■ YOUR TASK: Report every line of the data that includes "this".
┌──
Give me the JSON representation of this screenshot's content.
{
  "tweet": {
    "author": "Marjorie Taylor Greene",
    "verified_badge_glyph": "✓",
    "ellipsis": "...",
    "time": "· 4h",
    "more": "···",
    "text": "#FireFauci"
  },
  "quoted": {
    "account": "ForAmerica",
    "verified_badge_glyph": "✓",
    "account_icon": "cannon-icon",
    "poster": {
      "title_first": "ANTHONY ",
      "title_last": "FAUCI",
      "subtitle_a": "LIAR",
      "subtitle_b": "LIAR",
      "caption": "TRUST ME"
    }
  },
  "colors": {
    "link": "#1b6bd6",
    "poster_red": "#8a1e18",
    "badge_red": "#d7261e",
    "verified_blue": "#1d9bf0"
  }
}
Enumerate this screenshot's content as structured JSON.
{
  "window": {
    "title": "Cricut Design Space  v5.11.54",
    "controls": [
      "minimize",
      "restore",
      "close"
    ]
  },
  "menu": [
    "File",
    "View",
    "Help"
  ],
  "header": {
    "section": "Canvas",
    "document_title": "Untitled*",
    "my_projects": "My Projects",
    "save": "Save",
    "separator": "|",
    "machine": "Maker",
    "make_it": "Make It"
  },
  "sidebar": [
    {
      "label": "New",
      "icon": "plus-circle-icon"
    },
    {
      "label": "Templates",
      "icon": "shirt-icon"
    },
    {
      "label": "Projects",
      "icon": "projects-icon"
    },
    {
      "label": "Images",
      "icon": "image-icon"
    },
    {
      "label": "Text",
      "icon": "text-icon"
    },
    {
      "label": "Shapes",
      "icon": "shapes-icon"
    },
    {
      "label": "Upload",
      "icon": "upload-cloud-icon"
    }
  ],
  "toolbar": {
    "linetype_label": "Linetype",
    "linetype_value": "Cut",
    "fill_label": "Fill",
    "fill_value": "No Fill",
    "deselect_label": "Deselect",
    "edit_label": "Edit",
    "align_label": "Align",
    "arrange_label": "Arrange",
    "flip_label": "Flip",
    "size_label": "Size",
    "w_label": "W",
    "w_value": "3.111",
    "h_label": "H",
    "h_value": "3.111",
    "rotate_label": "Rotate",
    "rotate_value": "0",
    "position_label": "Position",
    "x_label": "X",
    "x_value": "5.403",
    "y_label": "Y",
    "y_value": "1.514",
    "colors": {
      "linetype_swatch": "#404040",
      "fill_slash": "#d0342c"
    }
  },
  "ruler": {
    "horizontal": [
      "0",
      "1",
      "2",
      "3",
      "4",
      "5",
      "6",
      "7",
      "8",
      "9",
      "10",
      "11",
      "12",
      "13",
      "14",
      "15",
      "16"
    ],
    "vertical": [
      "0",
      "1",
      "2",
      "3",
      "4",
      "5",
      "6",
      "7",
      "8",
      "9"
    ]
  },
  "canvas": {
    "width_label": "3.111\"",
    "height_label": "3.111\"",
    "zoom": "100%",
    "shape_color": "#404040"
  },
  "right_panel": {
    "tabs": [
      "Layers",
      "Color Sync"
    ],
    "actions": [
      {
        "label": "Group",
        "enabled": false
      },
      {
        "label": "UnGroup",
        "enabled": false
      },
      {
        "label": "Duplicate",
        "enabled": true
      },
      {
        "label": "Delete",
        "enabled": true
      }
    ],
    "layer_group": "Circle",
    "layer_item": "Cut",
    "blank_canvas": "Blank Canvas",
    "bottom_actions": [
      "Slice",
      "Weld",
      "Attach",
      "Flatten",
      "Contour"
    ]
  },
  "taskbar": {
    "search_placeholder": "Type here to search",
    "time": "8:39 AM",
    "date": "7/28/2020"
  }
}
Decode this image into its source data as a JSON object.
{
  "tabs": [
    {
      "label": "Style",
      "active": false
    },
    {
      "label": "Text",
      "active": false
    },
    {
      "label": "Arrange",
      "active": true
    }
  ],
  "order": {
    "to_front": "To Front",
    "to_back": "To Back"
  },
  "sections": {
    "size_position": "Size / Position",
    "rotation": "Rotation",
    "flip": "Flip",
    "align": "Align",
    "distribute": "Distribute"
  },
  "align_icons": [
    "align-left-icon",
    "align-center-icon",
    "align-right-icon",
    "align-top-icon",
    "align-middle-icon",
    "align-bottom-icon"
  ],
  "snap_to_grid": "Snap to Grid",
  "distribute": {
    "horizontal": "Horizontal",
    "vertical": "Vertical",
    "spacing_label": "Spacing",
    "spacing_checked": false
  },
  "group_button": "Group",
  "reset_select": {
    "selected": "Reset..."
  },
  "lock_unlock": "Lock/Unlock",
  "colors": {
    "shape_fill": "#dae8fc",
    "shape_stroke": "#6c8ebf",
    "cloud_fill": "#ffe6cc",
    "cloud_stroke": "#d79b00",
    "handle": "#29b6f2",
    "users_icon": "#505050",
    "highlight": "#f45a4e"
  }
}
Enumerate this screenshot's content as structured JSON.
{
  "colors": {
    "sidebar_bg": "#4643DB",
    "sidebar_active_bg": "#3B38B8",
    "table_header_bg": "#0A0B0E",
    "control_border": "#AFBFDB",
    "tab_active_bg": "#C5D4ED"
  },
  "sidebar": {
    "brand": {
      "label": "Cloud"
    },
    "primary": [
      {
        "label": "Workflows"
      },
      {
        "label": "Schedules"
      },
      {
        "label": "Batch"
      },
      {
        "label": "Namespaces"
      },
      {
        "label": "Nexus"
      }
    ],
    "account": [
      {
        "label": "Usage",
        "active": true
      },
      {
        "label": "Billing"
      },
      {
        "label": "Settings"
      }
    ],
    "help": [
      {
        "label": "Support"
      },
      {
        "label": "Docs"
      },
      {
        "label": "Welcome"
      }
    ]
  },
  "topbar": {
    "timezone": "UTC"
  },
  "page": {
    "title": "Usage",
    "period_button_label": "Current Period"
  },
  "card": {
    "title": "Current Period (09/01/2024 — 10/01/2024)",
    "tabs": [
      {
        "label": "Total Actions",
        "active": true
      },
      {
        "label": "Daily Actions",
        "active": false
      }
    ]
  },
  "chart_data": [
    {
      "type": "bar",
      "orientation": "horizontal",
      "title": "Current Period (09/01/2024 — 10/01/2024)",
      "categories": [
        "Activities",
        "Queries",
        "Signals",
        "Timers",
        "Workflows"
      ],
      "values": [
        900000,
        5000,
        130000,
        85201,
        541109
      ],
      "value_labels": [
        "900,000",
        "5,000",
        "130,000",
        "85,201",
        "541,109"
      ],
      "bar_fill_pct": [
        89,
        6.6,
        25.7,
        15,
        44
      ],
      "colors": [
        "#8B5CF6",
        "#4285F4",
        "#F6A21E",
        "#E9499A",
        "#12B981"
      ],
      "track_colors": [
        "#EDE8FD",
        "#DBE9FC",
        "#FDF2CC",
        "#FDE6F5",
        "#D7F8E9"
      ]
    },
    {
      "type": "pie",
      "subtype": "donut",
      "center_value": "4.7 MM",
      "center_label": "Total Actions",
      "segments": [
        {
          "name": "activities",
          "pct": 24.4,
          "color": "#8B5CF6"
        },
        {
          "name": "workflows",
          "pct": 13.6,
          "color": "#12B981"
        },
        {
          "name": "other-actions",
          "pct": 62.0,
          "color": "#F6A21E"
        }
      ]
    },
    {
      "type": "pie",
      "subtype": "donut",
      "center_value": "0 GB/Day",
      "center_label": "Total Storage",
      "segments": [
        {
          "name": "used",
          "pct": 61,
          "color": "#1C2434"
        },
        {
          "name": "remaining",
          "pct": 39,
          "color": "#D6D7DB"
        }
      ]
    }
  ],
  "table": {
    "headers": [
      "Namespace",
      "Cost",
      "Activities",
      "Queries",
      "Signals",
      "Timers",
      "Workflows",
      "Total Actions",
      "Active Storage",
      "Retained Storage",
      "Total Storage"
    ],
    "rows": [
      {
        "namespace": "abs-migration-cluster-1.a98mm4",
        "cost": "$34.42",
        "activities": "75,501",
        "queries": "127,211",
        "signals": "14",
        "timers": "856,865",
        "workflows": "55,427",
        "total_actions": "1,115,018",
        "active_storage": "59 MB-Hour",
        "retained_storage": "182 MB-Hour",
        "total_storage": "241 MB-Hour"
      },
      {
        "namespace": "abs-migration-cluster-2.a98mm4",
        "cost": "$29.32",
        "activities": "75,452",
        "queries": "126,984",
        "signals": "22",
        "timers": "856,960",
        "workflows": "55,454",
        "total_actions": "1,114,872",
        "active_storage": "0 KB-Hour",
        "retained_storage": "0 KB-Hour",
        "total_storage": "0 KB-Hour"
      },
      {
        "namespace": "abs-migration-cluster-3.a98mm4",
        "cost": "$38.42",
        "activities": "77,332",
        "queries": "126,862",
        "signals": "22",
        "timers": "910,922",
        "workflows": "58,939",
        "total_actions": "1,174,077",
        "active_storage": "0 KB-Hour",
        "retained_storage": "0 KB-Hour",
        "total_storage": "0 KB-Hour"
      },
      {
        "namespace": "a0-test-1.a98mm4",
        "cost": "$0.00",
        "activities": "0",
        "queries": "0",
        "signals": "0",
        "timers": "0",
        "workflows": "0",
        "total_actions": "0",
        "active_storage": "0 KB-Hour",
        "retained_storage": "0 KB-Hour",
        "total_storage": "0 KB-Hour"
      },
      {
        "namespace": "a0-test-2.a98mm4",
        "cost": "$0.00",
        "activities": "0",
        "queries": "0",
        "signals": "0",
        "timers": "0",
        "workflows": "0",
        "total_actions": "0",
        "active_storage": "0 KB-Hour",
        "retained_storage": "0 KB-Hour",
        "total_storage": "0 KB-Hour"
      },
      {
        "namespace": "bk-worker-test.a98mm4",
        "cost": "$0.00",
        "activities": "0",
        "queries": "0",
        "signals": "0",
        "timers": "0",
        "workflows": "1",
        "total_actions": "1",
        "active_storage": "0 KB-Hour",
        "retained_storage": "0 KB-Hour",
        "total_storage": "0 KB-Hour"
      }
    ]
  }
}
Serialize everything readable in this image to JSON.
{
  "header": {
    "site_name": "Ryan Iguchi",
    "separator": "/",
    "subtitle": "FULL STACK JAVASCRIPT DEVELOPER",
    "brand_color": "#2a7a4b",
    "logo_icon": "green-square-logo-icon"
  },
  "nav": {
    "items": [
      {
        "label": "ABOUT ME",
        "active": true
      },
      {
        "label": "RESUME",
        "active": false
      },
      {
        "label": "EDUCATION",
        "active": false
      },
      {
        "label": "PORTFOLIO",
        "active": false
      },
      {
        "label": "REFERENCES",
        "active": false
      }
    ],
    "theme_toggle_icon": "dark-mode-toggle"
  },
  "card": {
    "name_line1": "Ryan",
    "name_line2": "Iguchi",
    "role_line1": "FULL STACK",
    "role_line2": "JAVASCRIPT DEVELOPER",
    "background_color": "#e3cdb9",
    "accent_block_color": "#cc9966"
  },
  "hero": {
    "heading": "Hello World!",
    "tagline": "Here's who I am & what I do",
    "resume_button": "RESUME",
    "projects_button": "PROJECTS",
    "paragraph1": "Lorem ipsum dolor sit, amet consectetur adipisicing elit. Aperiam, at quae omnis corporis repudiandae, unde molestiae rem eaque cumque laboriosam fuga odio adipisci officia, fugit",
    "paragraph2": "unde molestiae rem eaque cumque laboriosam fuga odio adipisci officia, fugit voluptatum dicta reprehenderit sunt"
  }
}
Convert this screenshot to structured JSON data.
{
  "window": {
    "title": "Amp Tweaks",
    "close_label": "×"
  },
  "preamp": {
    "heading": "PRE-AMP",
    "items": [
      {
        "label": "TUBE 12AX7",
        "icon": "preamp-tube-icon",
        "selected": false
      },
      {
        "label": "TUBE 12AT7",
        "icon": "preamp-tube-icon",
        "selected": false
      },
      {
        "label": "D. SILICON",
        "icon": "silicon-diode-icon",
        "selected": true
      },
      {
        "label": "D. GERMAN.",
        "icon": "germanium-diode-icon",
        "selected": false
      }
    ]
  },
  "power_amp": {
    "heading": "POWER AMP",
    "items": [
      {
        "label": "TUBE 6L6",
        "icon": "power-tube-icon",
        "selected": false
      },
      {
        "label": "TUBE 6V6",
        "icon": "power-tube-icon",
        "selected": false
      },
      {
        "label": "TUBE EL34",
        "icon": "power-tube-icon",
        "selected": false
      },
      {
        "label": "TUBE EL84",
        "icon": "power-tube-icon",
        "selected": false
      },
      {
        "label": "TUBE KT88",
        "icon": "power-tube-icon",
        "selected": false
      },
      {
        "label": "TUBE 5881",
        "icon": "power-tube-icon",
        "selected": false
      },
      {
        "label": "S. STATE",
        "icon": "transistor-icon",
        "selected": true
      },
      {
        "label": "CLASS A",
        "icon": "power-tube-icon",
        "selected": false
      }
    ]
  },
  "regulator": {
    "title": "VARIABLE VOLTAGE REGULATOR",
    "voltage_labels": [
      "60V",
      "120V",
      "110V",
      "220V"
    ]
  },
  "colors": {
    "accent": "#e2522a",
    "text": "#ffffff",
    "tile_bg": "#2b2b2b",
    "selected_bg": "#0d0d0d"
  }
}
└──
■ TASK RESULT:
Give me the JSON representation of this screenshot's content.
Enumerate this screenshot's content as structured JSON.
Decode this image into its source data as a JSON object.
Enumerate this screenshot's content as structured JSON.
Serialize everything readable in this image to JSON.
Convert this screenshot to structured JSON data.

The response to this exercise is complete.